Crime scene investigators can be dedicated to the scene while other investigators can commit to finding and apprehending suspects, and possibly preventing other crime from occurring. Crime scene investigators also have different certifications from the International Association of Identification, Earls said.

The detective showed a stack of paperwork to the board and said, “This is the paperwork a tech fills out.”

Then he held up a thick blue file folder and said, “This is my paperwork, one just one case.”

“We have supplies we carry with us that will handle most crimes, but not major violent crimes,” Earls said. “A unit here would free up my investigators to pursue suspects instead of processing the scene.”

“So what is the answer?” asked Mayor Joe Cox.

“We can no longer wait on the state,” the police captain said. “We need to develop a vehicle, get supplies and start getting civilians or officers trained. It would give us somebody now to work on crime scenes to free us to start the chase.”

Tuesday afternoon, officers responded to a fight at Walmart on Brookway Boulevard. Three people were arrested after an apparent domestic-type dispute over money, BPD Chief Kenneth Collins said. All were charged with disturbing the peace and one was charged with illegal possession of a concealed weapon.

Earls said when the concealed weapon was discovered, he took it and test fired it at the city’s shooting range.

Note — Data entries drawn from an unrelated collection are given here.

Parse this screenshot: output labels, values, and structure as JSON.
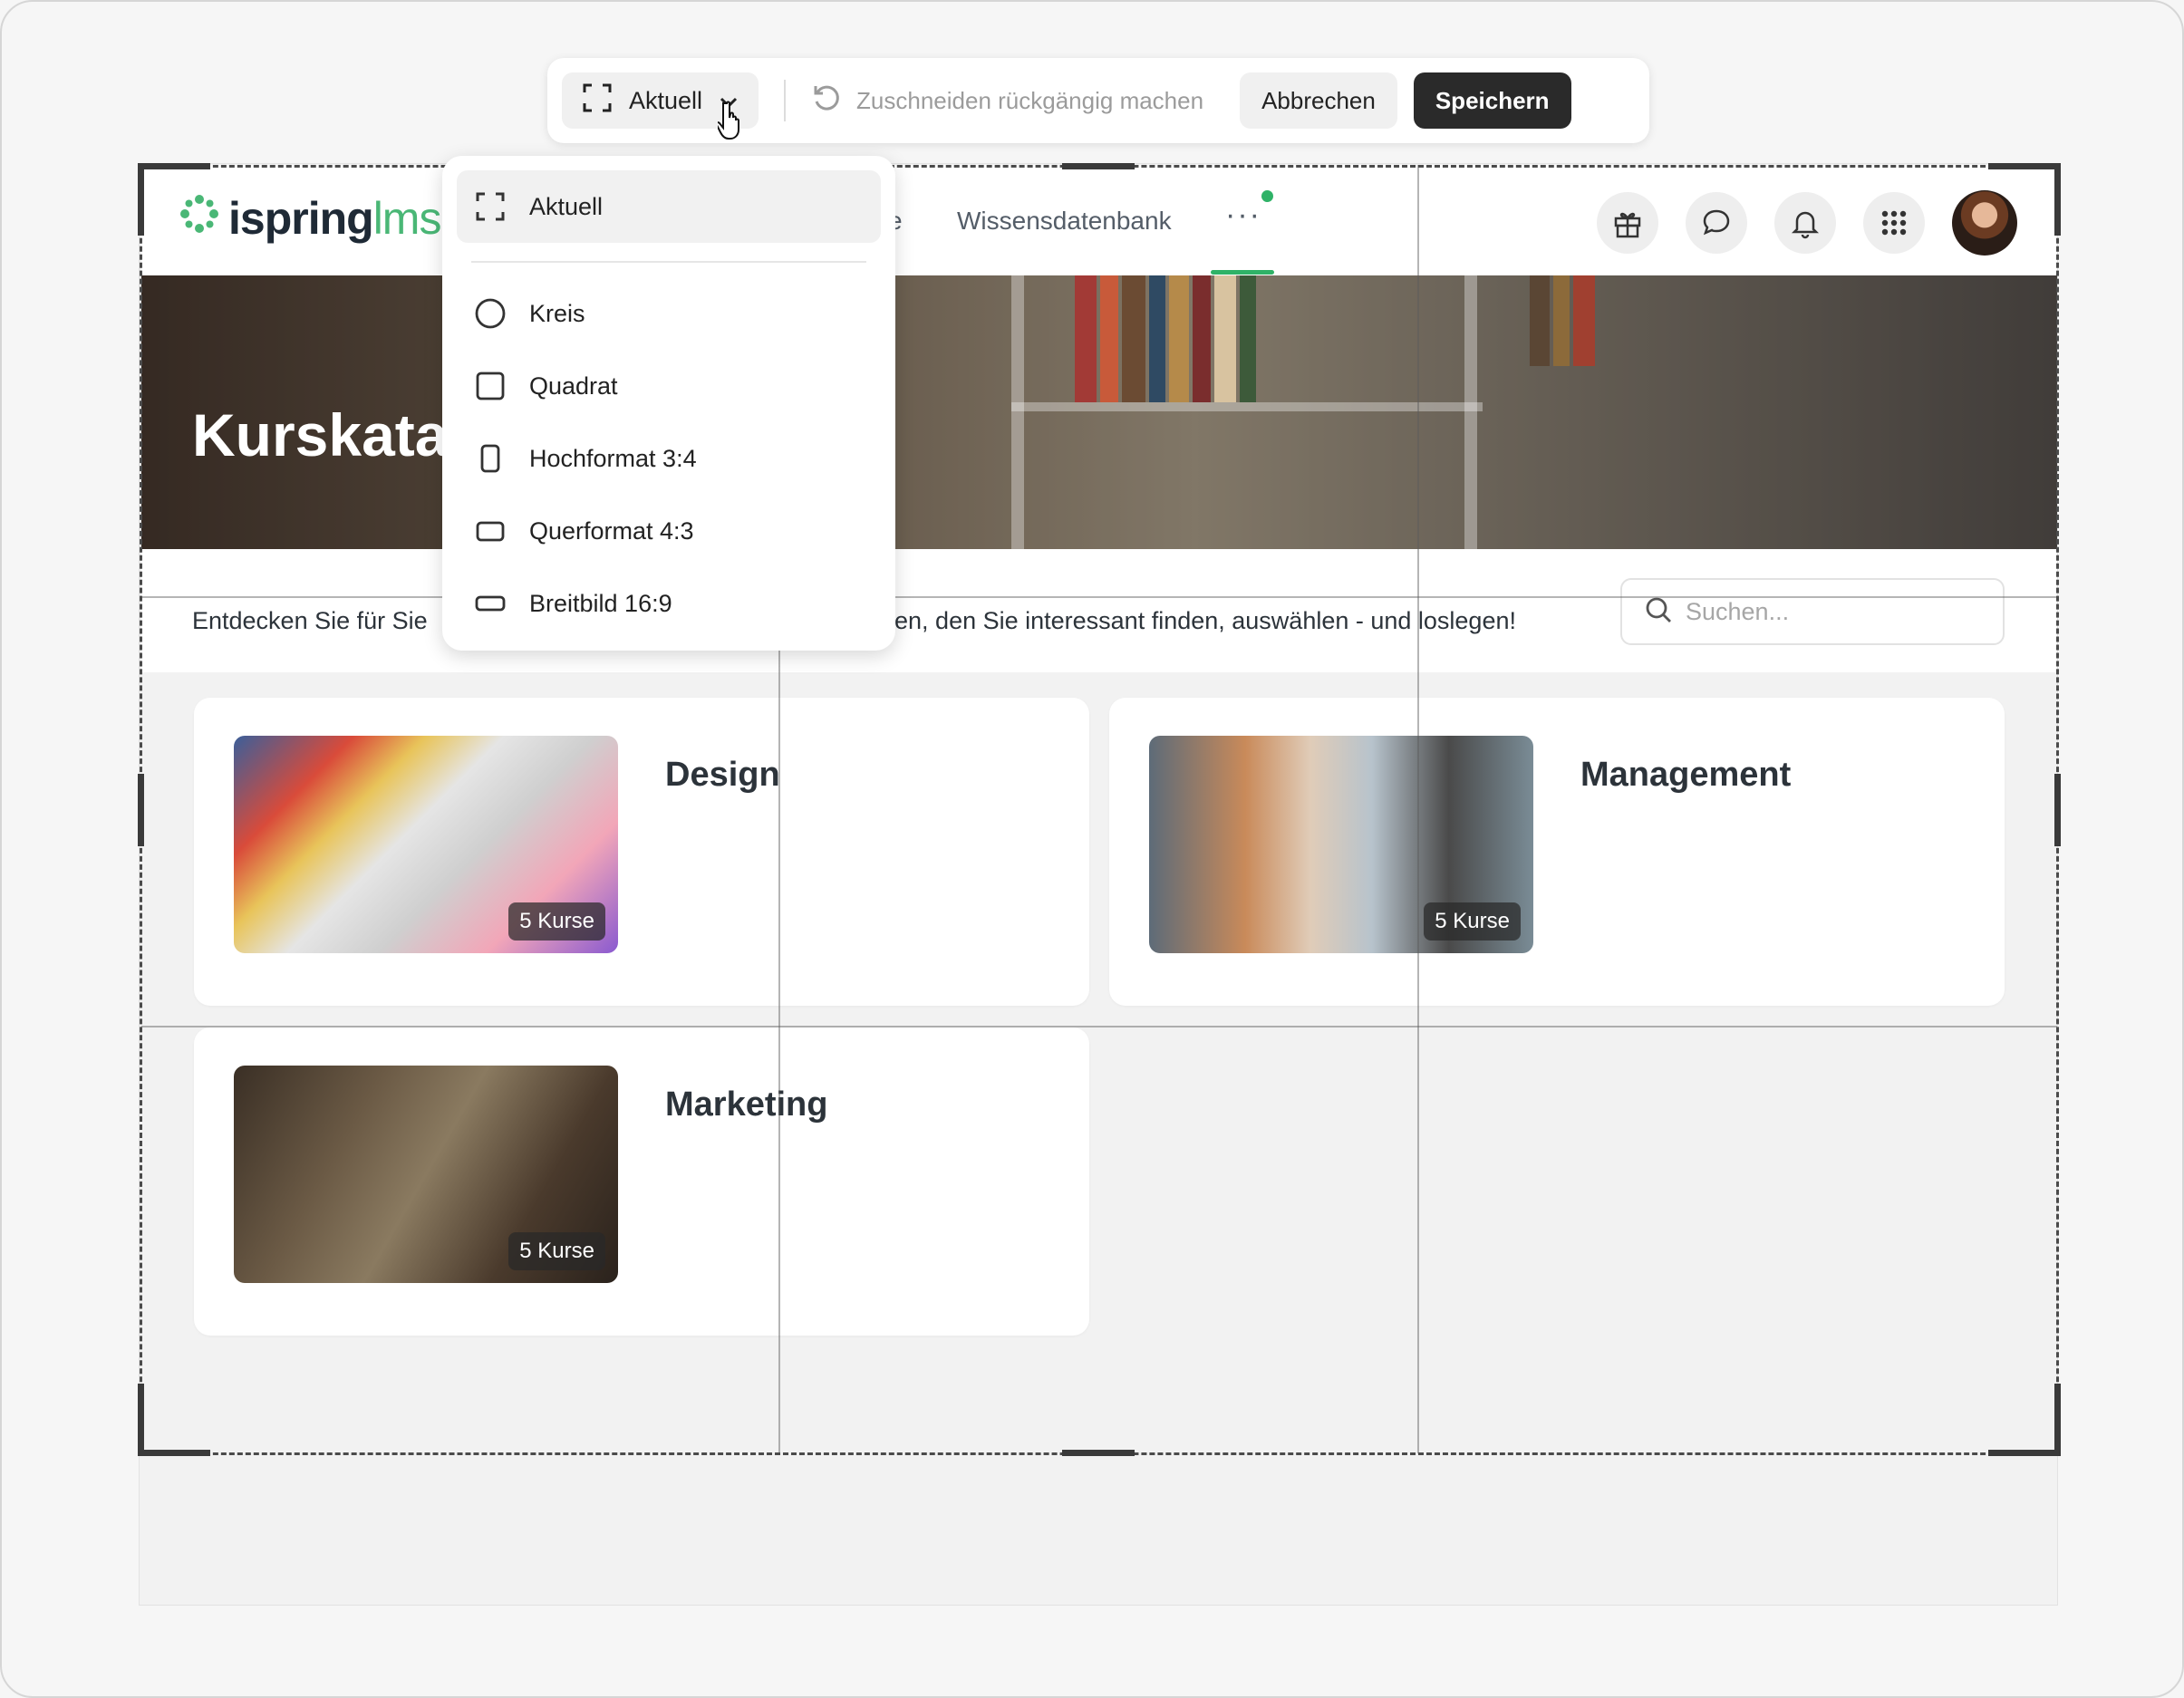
{
  "toolbar": {
    "aspect_label": "Aktuell",
    "undo_label": "Zuschneiden rückgängig machen",
    "cancel_label": "Abbrechen",
    "save_label": "Speichern"
  },
  "dropdown": {
    "items": [
      {
        "label": "Aktuell",
        "icon": "crop-frame-icon",
        "selected": true
      },
      {
        "label": "Kreis",
        "icon": "circle-icon"
      },
      {
        "label": "Quadrat",
        "icon": "square-icon"
      },
      {
        "label": "Hochformat 3:4",
        "icon": "portrait-icon"
      },
      {
        "label": "Querformat 4:3",
        "icon": "landscape-icon"
      },
      {
        "label": "Breitbild 16:9",
        "icon": "widescreen-icon"
      }
    ]
  },
  "lms": {
    "logo_main": "ispring",
    "logo_accent": "lms",
    "nav_partial": "e",
    "nav_knowledge": "Wissensdatenbank",
    "nav_more": "···",
    "banner_title": "Kurskata",
    "intro_left": "Entdecken Sie für Sie",
    "intro_right": "hen, den Sie interessant finden, auswählen - und loslegen!",
    "search_placeholder": "Suchen...",
    "cards": [
      {
        "title": "Design",
        "count": "5 Kurse"
      },
      {
        "title": "Management",
        "count": "5 Kurse"
      },
      {
        "title": "Marketing",
        "count": "5 Kurse"
      }
    ]
  },
  "colors": {
    "accent": "#2fb267",
    "save_button": "#2a2a2a",
    "logo_green": "#4ab776"
  }
}
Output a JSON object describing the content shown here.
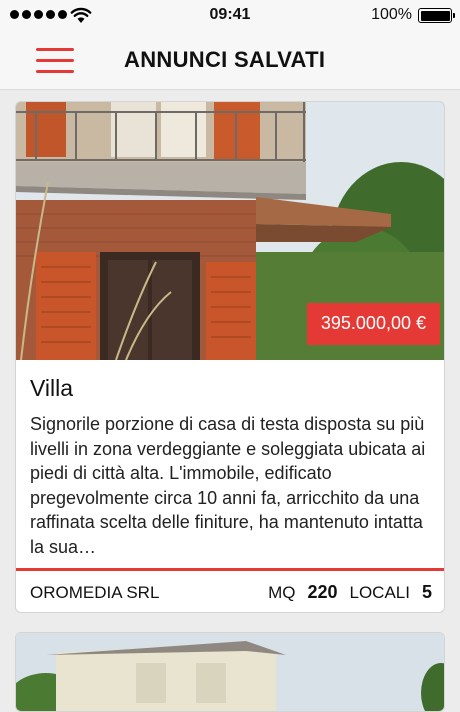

The spent shells and bullets will be processed by the crime lab to determine if the weapon was used in any of the city’s unsolved crimes.

Earls said the addition of a testing barrel at BPD would help expedite that process.

Det. Sgt. Penny Banks also addressed the board, discussing her many duties as a bailiff for the Circuit Court, in addition to her regular investigative duties. She said the hire of a dedicated bailiff would also improve the work of both jobs — bailiff and investigator.

“It’s a lot involved, and it takes away from what my initial job is,” Banks said. “We’re all doing the job of two people, basically.”

The officers did not request any action be taken by the board — the department’s budget is adequate to provide for everything the detectives mentioned.

“This is just for your information,” Collins said.

“You have the money. You’ve managed your budget. You do what you need to do, sir,” Alderman-at-large Don Underwood said, with agreement from the remainder of the board.

Chief Collins said the department is working to bring Brookhaven into the future in law enforcement.

“I need business leaders and community leaders to help us. I want this town to step up and get modernized with cameras in every place we can because crime is steadily growing,” he said. “These will help us look out for each other, because getting people to talk is getting harder.”

“Has anyone found in anything in life worth dying for? We’ve found something worth dying for,” Collins said. “That’s working for and protecting the City of Brookhaven. We are dying and getting killed every day trying to do our jobs.”

BPD statistics for 2021 were:

• 219 assaults (domestic, simple and aggravated)

• 1,001 citations

• 603 arrests

• 191 burglaries (buildings and vehicles)

• 16,004 answered calls

• 137,724 dispatch logs

• Close to 4,000 background checks

• 1,059 motor vehicle accidents

• 43 personnel in the department